Millions of Medical Records That Include Images Have Been Exposed. Are You a Victim?
There are different types of sensitive information. Perhaps, personal medical records can be said to be the most private information about an individual. When we visit our physicians, we expect our medical records to remain private and secure. However, with the switch from analog to digital, private medical records have also become a piece of information that can be stolen. What’s more, while it is possible to experience a medical data breach, it is also very common to come across servers that do not secure this kind of information in the first place. Thus, we need to take a closer look at this issue to make sure that we do not become the next victims of a medical records data breach.
Dangerous Medical Records Data Breach Instances
When we talk about a data breach, we emphasize the measures users and the data administrators can take to prevent malicious breaches. However, it is also important to note that if hackers are determined, they might steal the data no matter what security measures are employed. Of course, most of the time, relatively outdated security measures and authentication methods only help hackers steal more data.
For example, back in June, it was reported that almost 20 million patients of Quest Diagnostics and LabCorp got their information stolen in an obnoxious data breach. Security experts have noted that this data breach was similar in its nature to the attacks that were arranged against Ticketmaster, British Airways, and other organizations. During such data breaches, hackers tend to exploit a certain system vulnerability to steal sensitive data. The worst is that the vulnerability might remain undetected for a long period of time. Consequently, hackers can take their time stealing important information. Not to mention that services do not notify their customers about the breach until way later.

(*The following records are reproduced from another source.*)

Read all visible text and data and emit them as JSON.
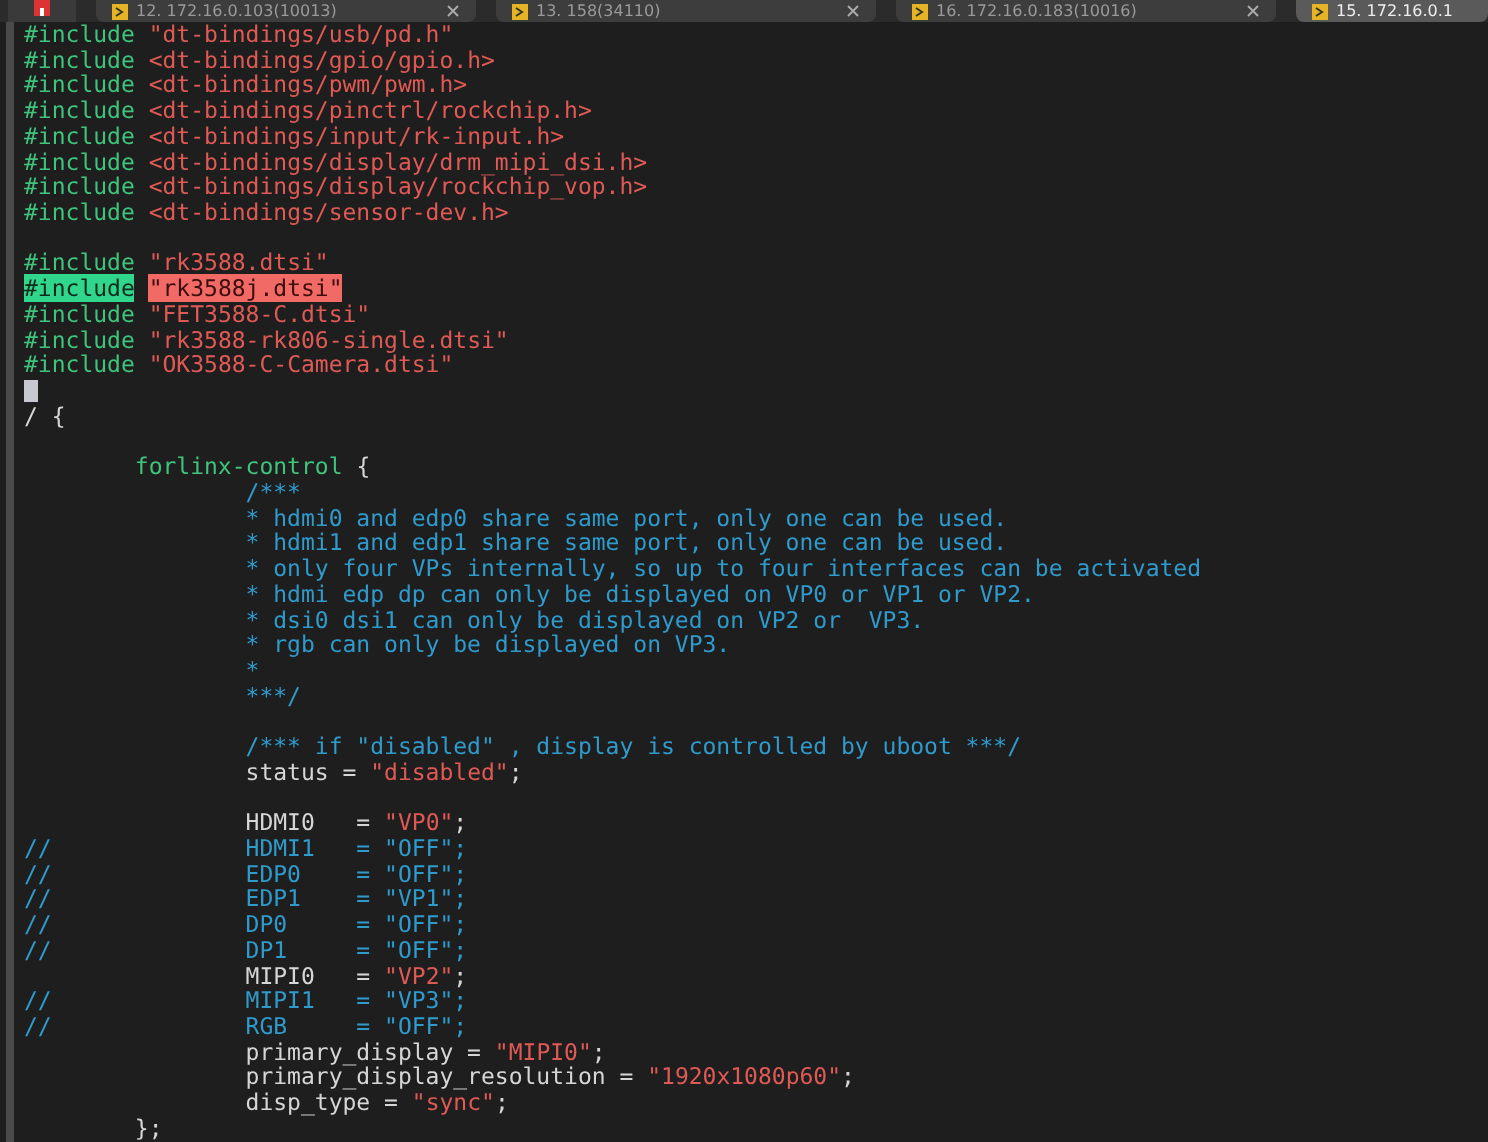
{
  "tabs": [
    {
      "label": "12. 172.16.0.103(10013)",
      "selected": false
    },
    {
      "label": "13. 158(34110)",
      "selected": false
    },
    {
      "label": "16. 172.16.0.183(10016)",
      "selected": false
    },
    {
      "label": "15. 172.16.0.1",
      "selected": true
    }
  ],
  "editor": {
    "lines": [
      {
        "kind": "code",
        "segments": [
          {
            "kind": "pre",
            "text": "#include"
          },
          {
            "kind": "str",
            "text": "\"dt-bindings/usb/pd.h\""
          }
        ]
      },
      {
        "kind": "code",
        "segments": [
          {
            "kind": "pre",
            "text": "#include"
          },
          {
            "kind": "str",
            "text": "<dt-bindings/gpio/gpio.h>"
          }
        ]
      },
      {
        "kind": "code",
        "segments": [
          {
            "kind": "pre",
            "text": "#include"
          },
          {
            "kind": "str",
            "text": "<dt-bindings/pwm/pwm.h>"
          }
        ]
      },
      {
        "kind": "code",
        "segments": [
          {
            "kind": "pre",
            "text": "#include"
          },
          {
            "kind": "str",
            "text": "<dt-bindings/pinctrl/rockchip.h>"
          }
        ]
      },
      {
        "kind": "code",
        "segments": [
          {
            "kind": "pre",
            "text": "#include"
          },
          {
            "kind": "str",
            "text": "<dt-bindings/input/rk-input.h>"
          }
        ]
      },
      {
        "kind": "code",
        "segments": [
          {
            "kind": "pre",
            "text": "#include"
          },
          {
            "kind": "str",
            "text": "<dt-bindings/display/drm_mipi_dsi.h>"
          }
        ]
      },
      {
        "kind": "code",
        "segments": [
          {
            "kind": "pre",
            "text": "#include"
          },
          {
            "kind": "str",
            "text": "<dt-bindings/display/rockchip_vop.h>"
          }
        ]
      },
      {
        "kind": "code",
        "segments": [
          {
            "kind": "pre",
            "text": "#include"
          },
          {
            "kind": "str",
            "text": "<dt-bindings/sensor-dev.h>"
          }
        ]
      },
      {
        "kind": "blank"
      },
      {
        "kind": "code",
        "segments": [
          {
            "kind": "pre",
            "text": "#include"
          },
          {
            "kind": "str",
            "text": "\"rk3588.dtsi\""
          }
        ]
      },
      {
        "kind": "code",
        "segments": [
          {
            "kind": "pre-hl",
            "text": "#include"
          },
          {
            "kind": "str-hl",
            "text": "\"rk3588j.dtsi\""
          }
        ]
      },
      {
        "kind": "code",
        "segments": [
          {
            "kind": "pre",
            "text": "#include"
          },
          {
            "kind": "str",
            "text": "\"FET3588-C.dtsi\""
          }
        ]
      },
      {
        "kind": "code",
        "segments": [
          {
            "kind": "pre",
            "text": "#include"
          },
          {
            "kind": "str",
            "text": "\"rk3588-rk806-single.dtsi\""
          }
        ]
      },
      {
        "kind": "code",
        "segments": [
          {
            "kind": "pre",
            "text": "#include"
          },
          {
            "kind": "str",
            "text": "\"OK3588-C-Camera.dtsi\""
          }
        ]
      },
      {
        "kind": "cursor"
      },
      {
        "kind": "code",
        "segments": [
          {
            "kind": "plain",
            "text": "/ {"
          }
        ]
      },
      {
        "kind": "blank"
      },
      {
        "kind": "code",
        "segments": [
          {
            "kind": "name",
            "text": "\tforlinx-control"
          },
          {
            "kind": "plain",
            "text": "{"
          }
        ]
      },
      {
        "kind": "code",
        "segments": [
          {
            "kind": "comment",
            "text": "\t\t/***"
          }
        ]
      },
      {
        "kind": "code",
        "segments": [
          {
            "kind": "comment",
            "text": "\t\t* hdmi0 and edp0 share same port, only one can be used."
          }
        ]
      },
      {
        "kind": "code",
        "segments": [
          {
            "kind": "comment",
            "text": "\t\t* hdmi1 and edp1 share same port, only one can be used."
          }
        ]
      },
      {
        "kind": "code",
        "segments": [
          {
            "kind": "comment",
            "text": "\t\t* only four VPs internally, so up to four interfaces can be activated"
          }
        ]
      },
      {
        "kind": "code",
        "segments": [
          {
            "kind": "comment",
            "text": "\t\t* hdmi edp dp can only be displayed on VP0 or VP1 or VP2."
          }
        ]
      },
      {
        "kind": "code",
        "segments": [
          {
            "kind": "comment",
            "text": "\t\t* dsi0 dsi1 can only be displayed on VP2 or  VP3."
          }
        ]
      },
      {
        "kind": "code",
        "segments": [
          {
            "kind": "comment",
            "text": "\t\t* rgb can only be displayed on VP3."
          }
        ]
      },
      {
        "kind": "code",
        "segments": [
          {
            "kind": "comment",
            "text": "\t\t*"
          }
        ]
      },
      {
        "kind": "code",
        "segments": [
          {
            "kind": "comment",
            "text": "\t\t***/"
          }
        ]
      },
      {
        "kind": "blank"
      },
      {
        "kind": "code",
        "segments": [
          {
            "kind": "comment",
            "text": "\t\t/*** if \"disabled\" , display is controlled by uboot ***/"
          }
        ]
      },
      {
        "kind": "code",
        "segments": [
          {
            "kind": "plain",
            "text": "\t\tstatus ="
          },
          {
            "kind": "str",
            "text": "\"disabled\""
          },
          {
            "kind": "plain",
            "text": ";"
          }
        ]
      },
      {
        "kind": "blank"
      },
      {
        "kind": "code",
        "segments": [
          {
            "kind": "plain",
            "text": "\t\tHDMI0\t="
          },
          {
            "kind": "str",
            "text": "\"VP0\""
          },
          {
            "kind": "plain",
            "text": ";"
          }
        ]
      },
      {
        "kind": "code",
        "segments": [
          {
            "kind": "comment",
            "text": "//\t\tHDMI1\t= \"OFF\";"
          }
        ]
      },
      {
        "kind": "code",
        "segments": [
          {
            "kind": "comment",
            "text": "//\t\tEDP0\t= \"OFF\";"
          }
        ]
      },
      {
        "kind": "code",
        "segments": [
          {
            "kind": "comment",
            "text": "//\t\tEDP1\t= \"VP1\";"
          }
        ]
      },
      {
        "kind": "code",
        "segments": [
          {
            "kind": "comment",
            "text": "//\t\tDP0\t= \"OFF\";"
          }
        ]
      },
      {
        "kind": "code",
        "segments": [
          {
            "kind": "comment",
            "text": "//\t\tDP1\t= \"OFF\";"
          }
        ]
      },
      {
        "kind": "code",
        "segments": [
          {
            "kind": "plain",
            "text": "\t\tMIPI0\t="
          },
          {
            "kind": "str",
            "text": "\"VP2\""
          },
          {
            "kind": "plain",
            "text": ";"
          }
        ]
      },
      {
        "kind": "code",
        "segments": [
          {
            "kind": "comment",
            "text": "//\t\tMIPI1\t= \"VP3\";"
          }
        ]
      },
      {
        "kind": "code",
        "segments": [
          {
            "kind": "comment",
            "text": "//\t\tRGB\t= \"OFF\";"
          }
        ]
      },
      {
        "kind": "code",
        "segments": [
          {
            "kind": "plain",
            "text": "\t\tprimary_display ="
          },
          {
            "kind": "str",
            "text": "\"MIPI0\""
          },
          {
            "kind": "plain",
            "text": ";"
          }
        ]
      },
      {
        "kind": "code",
        "segments": [
          {
            "kind": "plain",
            "text": "\t\tprimary_display_resolution ="
          },
          {
            "kind": "str",
            "text": "\"1920x1080p60\""
          },
          {
            "kind": "plain",
            "text": ";"
          }
        ]
      },
      {
        "kind": "code",
        "segments": [
          {
            "kind": "plain",
            "text": "\t\tdisp_type ="
          },
          {
            "kind": "str",
            "text": "\"sync\""
          },
          {
            "kind": "plain",
            "text": ";"
          }
        ]
      },
      {
        "kind": "code",
        "segments": [
          {
            "kind": "plain",
            "text": "\t};"
          }
        ]
      }
    ]
  }
}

So, these are the types of data breaches that require a little bit of effort on the hacker’s side. But what if the hackers do not need to try at all? What if your personal data is just lying around, waiting for someone to take it? What if a medical records data breach is nothing more than a pleasant walk in a park?
Medical Images and Data Available Online

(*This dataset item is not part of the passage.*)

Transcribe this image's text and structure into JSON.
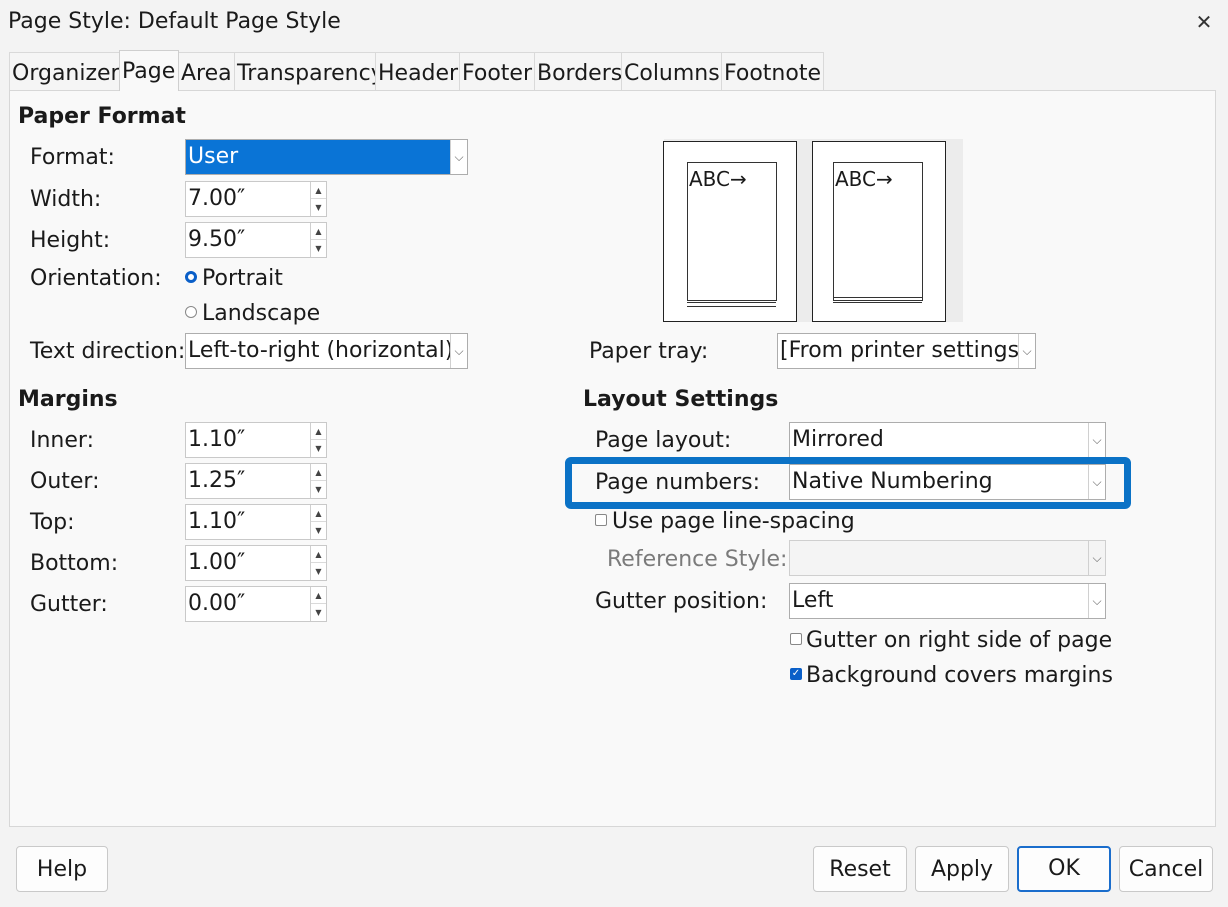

As mentioned before, the shift from analog to digital has opened doors for another type of criminal activity. Also, the universal data exodus from the paper form to the cloud service unearthed numerous security issues. It seems that someone in the medical world responsible for the security of private information has simply forgotten to secure it.
A few weeks ago, ProPublica published a report about the security of medical images and health data around the world. ProPublica is a non-profit organization that investigates abuses of power. Although the report was started out as a German investigation, ProPublica also states that millions of Americans are at risk of medical records data breaches because their information is not stored properly.
Now, what do we mean by proper storage? It means that if someone manages your personal information, they should make sure that no one from the outside is able to access it. So, if your medical records are stored on an online server, that server should be protected.
However, ProPublica identified at least 187 servers across the United States that weren’t using the basic security measures to protect the data. And what is a basic security measure? You probably are not going to believe it, but yes – it is a password. It is definitely hard to believe, but while individuals and businesses are actively employing password managers to protect their information from potential hacking attacks, there are still multiple databases out there, available to reach with one single click.
How is it possible to access an unprotected server? Well, sometimes, a web browser is enough. If you know the hyperlink address, you might reach the server, and just navigate through its folders looking for the information you need. Sometimes you may need special software. Sometimes it may require a little bit of coding. However, even if it does require some effort on your (or the hacker’s) part to access that information, security experts unanimously agree that, with such lack of protection, medical record access wouldn’t even count as a hack because you would be walking in through an open door.
Isn’t it illegal to store such sensitive information out in the open? The legal ground is slippery in this case, but some security experts suggest that continuous exposure of sensitive medical records could be a violation of the Health Insurance Portability and Accountability Act (HIPPA) that was passed in 1996. So the companies that store this information should be concerned about the potential data breaches. In fact, some medical providers like MobilexUSA have locked down their systems after ProPublica alerted them about the lack of security of their servers.
Are You a Victim?
Although there’s no actual list you can check, you can always ask your health care provider whether your medical records and imaging scans (like X-ray, ultrasound, and others) are protected by a password. You may also make inquiries into the usual personal data security practices at your doctor’s office.
If you are one of those users whose personal information has been stolen by hackers, your medical service provider should have informed you about it by now. Please follow the recommendations from your service provider to improve your data security.
All in all, there isn’t much you can do to protect your medical records yourself. However, if you make appointments to see your G.P. online, you probably have a password that helps you access your account. Although the chances of hackers targeting your account on a medical service website are pretty low, you can still review your password strength and perhaps change it.
The most efficient way to generate strong passwords is to employ reliable password managers that can evaluate your password strength and then help you create a new one. This way, you will be sure that you have done everything you can to protect your data.